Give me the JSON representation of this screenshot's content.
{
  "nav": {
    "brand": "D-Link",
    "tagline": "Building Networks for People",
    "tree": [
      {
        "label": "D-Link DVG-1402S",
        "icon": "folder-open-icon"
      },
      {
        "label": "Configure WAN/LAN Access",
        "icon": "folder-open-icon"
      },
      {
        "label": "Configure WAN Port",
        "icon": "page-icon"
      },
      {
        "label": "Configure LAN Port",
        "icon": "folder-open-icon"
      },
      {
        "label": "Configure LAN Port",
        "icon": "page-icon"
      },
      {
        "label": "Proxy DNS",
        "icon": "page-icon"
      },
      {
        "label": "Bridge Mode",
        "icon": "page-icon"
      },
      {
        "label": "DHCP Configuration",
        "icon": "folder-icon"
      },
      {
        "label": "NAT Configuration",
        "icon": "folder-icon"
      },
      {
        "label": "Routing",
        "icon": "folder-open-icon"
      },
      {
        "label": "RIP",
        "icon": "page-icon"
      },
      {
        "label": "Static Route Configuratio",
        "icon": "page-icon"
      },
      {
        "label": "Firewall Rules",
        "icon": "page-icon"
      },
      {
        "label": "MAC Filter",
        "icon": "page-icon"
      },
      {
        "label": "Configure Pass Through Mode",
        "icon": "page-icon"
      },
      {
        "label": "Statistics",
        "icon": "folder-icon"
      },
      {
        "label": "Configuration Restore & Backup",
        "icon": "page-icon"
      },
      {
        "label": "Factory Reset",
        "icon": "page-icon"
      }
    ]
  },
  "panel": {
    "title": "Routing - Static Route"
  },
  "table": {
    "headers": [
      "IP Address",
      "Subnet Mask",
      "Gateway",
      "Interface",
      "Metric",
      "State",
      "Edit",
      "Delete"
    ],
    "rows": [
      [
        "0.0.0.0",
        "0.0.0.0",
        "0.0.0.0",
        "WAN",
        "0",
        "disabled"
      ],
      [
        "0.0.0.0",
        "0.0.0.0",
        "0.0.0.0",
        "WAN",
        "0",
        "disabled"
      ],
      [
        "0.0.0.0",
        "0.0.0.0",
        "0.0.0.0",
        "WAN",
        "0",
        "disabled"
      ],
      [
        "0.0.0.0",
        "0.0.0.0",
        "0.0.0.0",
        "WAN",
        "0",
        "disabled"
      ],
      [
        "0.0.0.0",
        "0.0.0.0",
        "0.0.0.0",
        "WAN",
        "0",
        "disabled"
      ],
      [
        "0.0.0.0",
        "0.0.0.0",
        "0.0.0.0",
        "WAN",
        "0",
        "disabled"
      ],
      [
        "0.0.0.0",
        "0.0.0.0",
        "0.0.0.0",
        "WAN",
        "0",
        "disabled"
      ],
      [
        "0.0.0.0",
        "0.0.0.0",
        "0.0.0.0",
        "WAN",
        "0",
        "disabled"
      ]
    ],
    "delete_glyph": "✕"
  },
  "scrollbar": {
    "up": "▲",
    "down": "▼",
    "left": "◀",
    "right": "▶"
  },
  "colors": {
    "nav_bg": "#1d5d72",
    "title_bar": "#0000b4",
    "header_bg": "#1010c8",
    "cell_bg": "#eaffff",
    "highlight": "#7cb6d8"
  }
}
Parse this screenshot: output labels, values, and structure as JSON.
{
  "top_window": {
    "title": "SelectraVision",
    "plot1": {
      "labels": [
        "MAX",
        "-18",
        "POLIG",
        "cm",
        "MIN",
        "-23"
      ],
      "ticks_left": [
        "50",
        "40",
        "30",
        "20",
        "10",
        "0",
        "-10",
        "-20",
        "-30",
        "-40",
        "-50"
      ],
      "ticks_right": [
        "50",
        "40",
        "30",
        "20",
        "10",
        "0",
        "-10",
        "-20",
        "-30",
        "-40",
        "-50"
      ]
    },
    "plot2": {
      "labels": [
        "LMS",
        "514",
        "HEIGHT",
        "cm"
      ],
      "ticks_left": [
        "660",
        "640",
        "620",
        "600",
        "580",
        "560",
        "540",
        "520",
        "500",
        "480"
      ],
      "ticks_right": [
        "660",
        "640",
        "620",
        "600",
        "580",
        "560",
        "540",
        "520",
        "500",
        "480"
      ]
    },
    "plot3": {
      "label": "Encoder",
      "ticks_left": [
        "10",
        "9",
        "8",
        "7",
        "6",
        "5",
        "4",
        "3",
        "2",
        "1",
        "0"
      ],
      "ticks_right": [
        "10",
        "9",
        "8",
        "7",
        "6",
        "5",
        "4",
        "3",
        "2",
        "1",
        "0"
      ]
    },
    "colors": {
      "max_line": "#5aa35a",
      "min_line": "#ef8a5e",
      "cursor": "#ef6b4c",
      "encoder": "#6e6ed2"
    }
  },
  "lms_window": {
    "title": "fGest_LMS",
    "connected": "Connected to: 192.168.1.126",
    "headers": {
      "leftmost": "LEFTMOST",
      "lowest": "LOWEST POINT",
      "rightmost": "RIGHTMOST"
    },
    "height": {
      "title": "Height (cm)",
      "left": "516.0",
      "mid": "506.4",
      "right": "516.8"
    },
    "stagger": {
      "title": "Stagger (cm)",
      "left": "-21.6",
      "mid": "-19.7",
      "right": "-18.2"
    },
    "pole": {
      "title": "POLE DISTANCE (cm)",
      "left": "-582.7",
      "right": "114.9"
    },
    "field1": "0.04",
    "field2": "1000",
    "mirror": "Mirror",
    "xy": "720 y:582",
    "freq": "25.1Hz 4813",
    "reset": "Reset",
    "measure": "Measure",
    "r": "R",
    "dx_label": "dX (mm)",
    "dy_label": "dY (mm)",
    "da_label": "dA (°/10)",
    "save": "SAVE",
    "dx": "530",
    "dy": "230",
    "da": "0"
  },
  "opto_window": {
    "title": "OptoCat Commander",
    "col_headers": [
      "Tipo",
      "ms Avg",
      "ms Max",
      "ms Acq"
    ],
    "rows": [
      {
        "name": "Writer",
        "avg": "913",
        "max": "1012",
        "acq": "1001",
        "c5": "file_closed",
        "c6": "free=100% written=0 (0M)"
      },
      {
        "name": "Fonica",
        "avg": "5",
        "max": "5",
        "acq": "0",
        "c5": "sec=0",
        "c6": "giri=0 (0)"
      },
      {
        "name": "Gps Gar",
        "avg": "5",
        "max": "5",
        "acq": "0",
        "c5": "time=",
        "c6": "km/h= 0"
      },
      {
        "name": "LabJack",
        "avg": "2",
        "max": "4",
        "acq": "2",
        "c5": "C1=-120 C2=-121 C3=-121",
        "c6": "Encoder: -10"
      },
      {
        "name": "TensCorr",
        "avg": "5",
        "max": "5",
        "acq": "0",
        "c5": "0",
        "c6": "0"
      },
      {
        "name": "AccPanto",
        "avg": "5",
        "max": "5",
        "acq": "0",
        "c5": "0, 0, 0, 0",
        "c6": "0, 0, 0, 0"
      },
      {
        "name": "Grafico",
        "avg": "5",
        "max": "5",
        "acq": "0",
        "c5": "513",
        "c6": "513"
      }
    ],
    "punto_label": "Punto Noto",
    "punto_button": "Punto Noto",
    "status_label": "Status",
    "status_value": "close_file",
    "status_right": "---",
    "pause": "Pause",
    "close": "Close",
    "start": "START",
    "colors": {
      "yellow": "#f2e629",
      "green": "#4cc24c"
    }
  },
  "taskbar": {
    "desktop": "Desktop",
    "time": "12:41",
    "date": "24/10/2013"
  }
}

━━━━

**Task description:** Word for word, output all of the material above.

**Output below:**
Give me the JSON representation of this screenshot's content.
{
  "nav": {
    "brand": "D-Link",
    "tagline": "Building Networks for People",
    "tree": [
      {
        "label": "D-Link DVG-1402S",
        "icon": "folder-open-icon"
      },
      {
        "label": "Configure WAN/LAN Access",
        "icon": "folder-open-icon"
      },
      {
        "label": "Configure WAN Port",
        "icon": "page-icon"
      },
      {
        "label": "Configure LAN Port",
        "icon": "folder-open-icon"
      },
      {
        "label": "Configure LAN Port",
        "icon": "page-icon"
      },
      {
        "label": "Proxy DNS",
        "icon": "page-icon"
      },
      {
        "label": "Bridge Mode",
        "icon": "page-icon"
      },
      {
        "label": "DHCP Configuration",
        "icon": "folder-icon"
      },
      {
        "label": "NAT Configuration",
        "icon": "folder-icon"
      },
      {
        "label": "Routing",
        "icon": "folder-open-icon"
      },
      {
        "label": "RIP",
        "icon": "page-icon"
      },
      {
        "label": "Static Route Configuratio",
        "icon": "page-icon"
      },
      {
        "label": "Firewall Rules",
        "icon": "page-icon"
      },
      {
        "label": "MAC Filter",
        "icon": "page-icon"
      },
      {
        "label": "Configure Pass Through Mode",
        "icon": "page-icon"
      },
      {
        "label": "Statistics",
        "icon": "folder-icon"
      },
      {
        "label": "Configuration Restore & Backup",
        "icon": "page-icon"
      },
      {
        "label": "Factory Reset",
        "icon": "page-icon"
      }
    ]
  },
  "panel": {
    "title": "Routing - Static Route"
  },
  "table": {
    "headers": [
      "IP Address",
      "Subnet Mask",
      "Gateway",
      "Interface",
      "Metric",
      "State",
      "Edit",
      "Delete"
    ],
    "rows": [
      [
        "0.0.0.0",
        "0.0.0.0",
        "0.0.0.0",
        "WAN",
        "0",
        "disabled"
      ],
      [
        "0.0.0.0",
        "0.0.0.0",
        "0.0.0.0",
        "WAN",
        "0",
        "disabled"
      ],
      [
        "0.0.0.0",
        "0.0.0.0",
        "0.0.0.0",
        "WAN",
        "0",
        "disabled"
      ],
      [
        "0.0.0.0",
        "0.0.0.0",
        "0.0.0.0",
        "WAN",
        "0",
        "disabled"
      ],
      [
        "0.0.0.0",
        "0.0.0.0",
        "0.0.0.0",
        "WAN",
        "0",
        "disabled"
      ],
      [
        "0.0.0.0",
        "0.0.0.0",
        "0.0.0.0",
        "WAN",
        "0",
        "disabled"
      ],
      [
        "0.0.0.0",
        "0.0.0.0",
        "0.0.0.0",
        "WAN",
        "0",
        "disabled"
      ],
      [
        "0.0.0.0",
        "0.0.0.0",
        "0.0.0.0",
        "WAN",
        "0",
        "disabled"
      ]
    ],
    "delete_glyph": "✕"
  },
  "scrollbar": {
    "up": "▲",
    "down": "▼",
    "left": "◀",
    "right": "▶"
  },
  "colors": {
    "nav_bg": "#1d5d72",
    "title_bar": "#0000b4",
    "header_bg": "#1010c8",
    "cell_bg": "#eaffff",
    "highlight": "#7cb6d8"
  }
}
Parse this screenshot: output labels, values, and structure as JSON.
{
  "top_window": {
    "title": "SelectraVision",
    "plot1": {
      "labels": [
        "MAX",
        "-18",
        "POLIG",
        "cm",
        "MIN",
        "-23"
      ],
      "ticks_left": [
        "50",
        "40",
        "30",
        "20",
        "10",
        "0",
        "-10",
        "-20",
        "-30",
        "-40",
        "-50"
      ],
      "ticks_right": [
        "50",
        "40",
        "30",
        "20",
        "10",
        "0",
        "-10",
        "-20",
        "-30",
        "-40",
        "-50"
      ]
    },
    "plot2": {
      "labels": [
        "LMS",
        "514",
        "HEIGHT",
        "cm"
      ],
      "ticks_left": [
        "660",
        "640",
        "620",
        "600",
        "580",
        "560",
        "540",
        "520",
        "500",
        "480"
      ],
      "ticks_right": [
        "660",
        "640",
        "620",
        "600",
        "580",
        "560",
        "540",
        "520",
        "500",
        "480"
      ]
    },
    "plot3": {
      "label": "Encoder",
      "ticks_left": [
        "10",
        "9",
        "8",
        "7",
        "6",
        "5",
        "4",
        "3",
        "2",
        "1",
        "0"
      ],
      "ticks_right": [
        "10",
        "9",
        "8",
        "7",
        "6",
        "5",
        "4",
        "3",
        "2",
        "1",
        "0"
      ]
    },
    "colors": {
      "max_line": "#5aa35a",
      "min_line": "#ef8a5e",
      "cursor": "#ef6b4c",
      "encoder": "#6e6ed2"
    }
  },
  "lms_window": {
    "title": "fGest_LMS",
    "connected": "Connected to: 192.168.1.126",
    "headers": {
      "leftmost": "LEFTMOST",
      "lowest": "LOWEST POINT",
      "rightmost": "RIGHTMOST"
    },
    "height": {
      "title": "Height (cm)",
      "left": "516.0",
      "mid": "506.4",
      "right": "516.8"
    },
    "stagger": {
      "title": "Stagger (cm)",
      "left": "-21.6",
      "mid": "-19.7",
      "right": "-18.2"
    },
    "pole": {
      "title": "POLE DISTANCE (cm)",
      "left": "-582.7",
      "right": "114.9"
    },
    "field1": "0.04",
    "field2": "1000",
    "mirror": "Mirror",
    "xy": "720 y:582",
    "freq": "25.1Hz 4813",
    "reset": "Reset",
    "measure": "Measure",
    "r": "R",
    "dx_label": "dX (mm)",
    "dy_label": "dY (mm)",
    "da_label": "dA (°/10)",
    "save": "SAVE",
    "dx": "530",
    "dy": "230",
    "da": "0"
  },
  "opto_window": {
    "title": "OptoCat Commander",
    "col_headers": [
      "Tipo",
      "ms Avg",
      "ms Max",
      "ms Acq"
    ],
    "rows": [
      {
        "name": "Writer",
        "avg": "913",
        "max": "1012",
        "acq": "1001",
        "c5": "file_closed",
        "c6": "free=100% written=0 (0M)"
      },
      {
        "name": "Fonica",
        "avg": "5",
        "max": "5",
        "acq": "0",
        "c5": "sec=0",
        "c6": "giri=0 (0)"
      },
      {
        "name": "Gps Gar",
        "avg": "5",
        "max": "5",
        "acq": "0",
        "c5": "time=",
        "c6": "km/h= 0"
      },
      {
        "name": "LabJack",
        "avg": "2",
        "max": "4",
        "acq": "2",
        "c5": "C1=-120 C2=-121 C3=-121",
        "c6": "Encoder: -10"
      },
      {
        "name": "TensCorr",
        "avg": "5",
        "max": "5",
        "acq": "0",
        "c5": "0",
        "c6": "0"
      },
      {
        "name": "AccPanto",
        "avg": "5",
        "max": "5",
        "acq": "0",
        "c5": "0, 0, 0, 0",
        "c6": "0, 0, 0, 0"
      },
      {
        "name": "Grafico",
        "avg": "5",
        "max": "5",
        "acq": "0",
        "c5": "513",
        "c6": "513"
      }
    ],
    "punto_label": "Punto Noto",
    "punto_button": "Punto Noto",
    "status_label": "Status",
    "status_value": "close_file",
    "status_right": "---",
    "pause": "Pause",
    "close": "Close",
    "start": "START",
    "colors": {
      "yellow": "#f2e629",
      "green": "#4cc24c"
    }
  },
  "taskbar": {
    "desktop": "Desktop",
    "time": "12:41",
    "date": "24/10/2013"
  }
}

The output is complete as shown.